# Task goal
Pick the lines holding the string "true" out of the records and copy them.

(Items from an interface collection)
......

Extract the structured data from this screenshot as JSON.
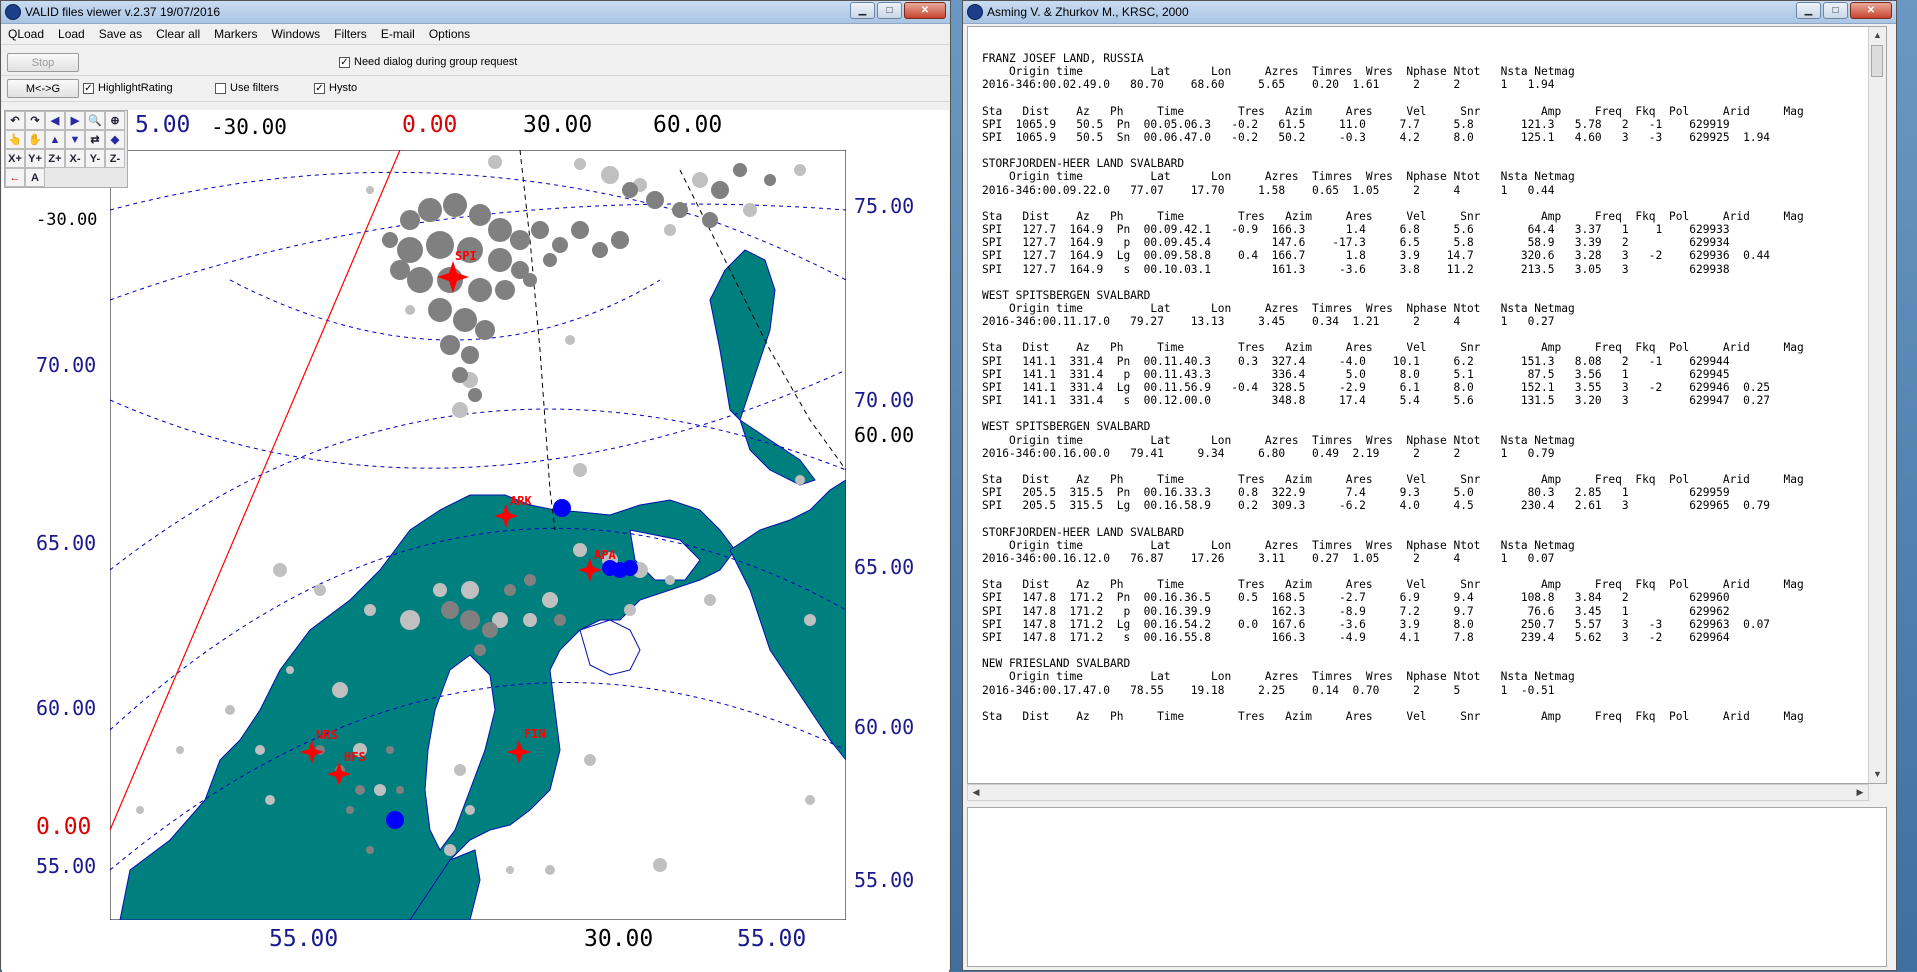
{
  "left_window": {
    "title": "VALID files viewer v.2.37 19/07/2016",
    "menu": [
      "QLoad",
      "Load",
      "Save as",
      "Clear all",
      "Markers",
      "Windows",
      "Filters",
      "E-mail",
      "Options"
    ],
    "stop_label": "Stop",
    "need_dialog_label": "Need dialog during group request",
    "need_dialog_checked": true,
    "mg_label": "M<->G",
    "highlight_label": "HighlightRating",
    "highlight_checked": true,
    "use_filters_label": "Use filters",
    "use_filters_checked": false,
    "hysto_label": "Hysto",
    "hysto_checked": true,
    "tools": [
      "↶",
      "↷",
      "◀",
      "▶",
      "🔍",
      "⊕",
      "👆",
      "✋",
      "▲",
      "▼",
      "⇄",
      "◆",
      "X+",
      "Y+",
      "Z+",
      "X-",
      "Y-",
      "Z-",
      "←",
      "A"
    ],
    "map": {
      "top_labels": {
        "a": "5.00",
        "b": "-30.00",
        "c": "0.00",
        "d": "30.00",
        "e": "60.00"
      },
      "left_labels": {
        "a": "-30.00",
        "b": "70.00",
        "c": "65.00",
        "d": "60.00",
        "e": "0.00",
        "f": "55.00"
      },
      "right_labels": {
        "a": "75.00",
        "b": "70.00",
        "c": "60.00",
        "d": "65.00",
        "e": "60.00",
        "f": "55.00"
      },
      "bottom_labels": {
        "a": "55.00",
        "b": "30.00",
        "c": "55.00"
      },
      "stations": {
        "spi": "SPI",
        "ark": "ARK",
        "apa": "APA",
        "nrs": "NRS",
        "hfs": "HFS",
        "fin": "FIN"
      },
      "colors": {
        "land": "#007f7f",
        "gray_event": "#808080",
        "light_event": "#c0c0c0",
        "blue_event": "#0000ff",
        "station": "#ff0000",
        "grid": "#0000c0"
      }
    }
  },
  "right_window": {
    "title": "Asming V. & Zhurkov M., KRSC, 2000",
    "text": "FRANZ JOSEF LAND, RUSSIA\n    Origin time          Lat      Lon     Azres  Timres  Wres  Nphase Ntot   Nsta Netmag\n2016-346:00.02.49.0   80.70    68.60     5.65    0.20  1.61     2     2      1   1.94\n\nSta   Dist    Az   Ph     Time        Tres   Azim     Ares     Vel     Snr         Amp     Freq  Fkq  Pol     Arid     Mag\nSPI  1065.9   50.5  Pn  00.05.06.3   -0.2   61.5     11.0     7.7     5.8       121.3   5.78   2   -1    629919\nSPI  1065.9   50.5  Sn  00.06.47.0   -0.2   50.2     -0.3     4.2     8.0       125.1   4.60   3   -3    629925  1.94\n\nSTORFJORDEN-HEER LAND SVALBARD\n    Origin time          Lat      Lon     Azres  Timres  Wres  Nphase Ntot   Nsta Netmag\n2016-346:00.09.22.0   77.07    17.70     1.58    0.65  1.05     2     4      1   0.44\n\nSta   Dist    Az   Ph     Time        Tres   Azim     Ares     Vel     Snr         Amp     Freq  Fkq  Pol     Arid     Mag\nSPI   127.7  164.9  Pn  00.09.42.1   -0.9  166.3      1.4     6.8     5.6        64.4   3.37   1    1    629933\nSPI   127.7  164.9   p  00.09.45.4         147.6    -17.3     6.5     5.8        58.9   3.39   2         629934\nSPI   127.7  164.9  Lg  00.09.58.8    0.4  166.7      1.8     3.9    14.7       320.6   3.28   3   -2    629936  0.44\nSPI   127.7  164.9   s  00.10.03.1         161.3     -3.6     3.8    11.2       213.5   3.05   3         629938\n\nWEST SPITSBERGEN SVALBARD\n    Origin time          Lat      Lon     Azres  Timres  Wres  Nphase Ntot   Nsta Netmag\n2016-346:00.11.17.0   79.27    13.13     3.45    0.34  1.21     2     4      1   0.27\n\nSta   Dist    Az   Ph     Time        Tres   Azim     Ares     Vel     Snr         Amp     Freq  Fkq  Pol     Arid     Mag\nSPI   141.1  331.4  Pn  00.11.40.3    0.3  327.4     -4.0    10.1     6.2       151.3   8.08   2   -1    629944\nSPI   141.1  331.4   p  00.11.43.3         336.4      5.0     8.0     5.1        87.5   3.56   1         629945\nSPI   141.1  331.4  Lg  00.11.56.9   -0.4  328.5     -2.9     6.1     8.0       152.1   3.55   3   -2    629946  0.25\nSPI   141.1  331.4   s  00.12.00.0         348.8     17.4     5.4     5.6       131.5   3.20   3         629947  0.27\n\nWEST SPITSBERGEN SVALBARD\n    Origin time          Lat      Lon     Azres  Timres  Wres  Nphase Ntot   Nsta Netmag\n2016-346:00.16.00.0   79.41     9.34     6.80    0.49  2.19     2     2      1   0.79\n\nSta   Dist    Az   Ph     Time        Tres   Azim     Ares     Vel     Snr         Amp     Freq  Fkq  Pol     Arid     Mag\nSPI   205.5  315.5  Pn  00.16.33.3    0.8  322.9      7.4     9.3     5.0        80.3   2.85   1         629959\nSPI   205.5  315.5  Lg  00.16.58.9    0.2  309.3     -6.2     4.0     4.5       230.4   2.61   3         629965  0.79\n\nSTORFJORDEN-HEER LAND SVALBARD\n    Origin time          Lat      Lon     Azres  Timres  Wres  Nphase Ntot   Nsta Netmag\n2016-346:00.16.12.0   76.87    17.26     3.11    0.27  1.05     2     4      1   0.07\n\nSta   Dist    Az   Ph     Time        Tres   Azim     Ares     Vel     Snr         Amp     Freq  Fkq  Pol     Arid     Mag\nSPI   147.8  171.2  Pn  00.16.36.5    0.5  168.5     -2.7     6.9     9.4       108.8   3.84   2         629960\nSPI   147.8  171.2   p  00.16.39.9         162.3     -8.9     7.2     9.7        76.6   3.45   1         629962\nSPI   147.8  171.2  Lg  00.16.54.2    0.0  167.6     -3.6     3.9     8.0       250.7   5.57   3   -3    629963  0.07\nSPI   147.8  171.2   s  00.16.55.8         166.3     -4.9     4.1     7.8       239.4   5.62   3   -2    629964\n\nNEW FRIESLAND SVALBARD\n    Origin time          Lat      Lon     Azres  Timres  Wres  Nphase Ntot   Nsta Netmag\n2016-346:00.17.47.0   78.55    19.18     2.25    0.14  0.70     2     5      1  -0.51\n\nSta   Dist    Az   Ph     Time        Tres   Azim     Ares     Vel     Snr         Amp     Freq  Fkq  Pol     Arid     Mag"
  }
}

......

# Written solution
    "need_dialog_checked": true,
    "highlight_checked": true,
    "hysto_checked": true,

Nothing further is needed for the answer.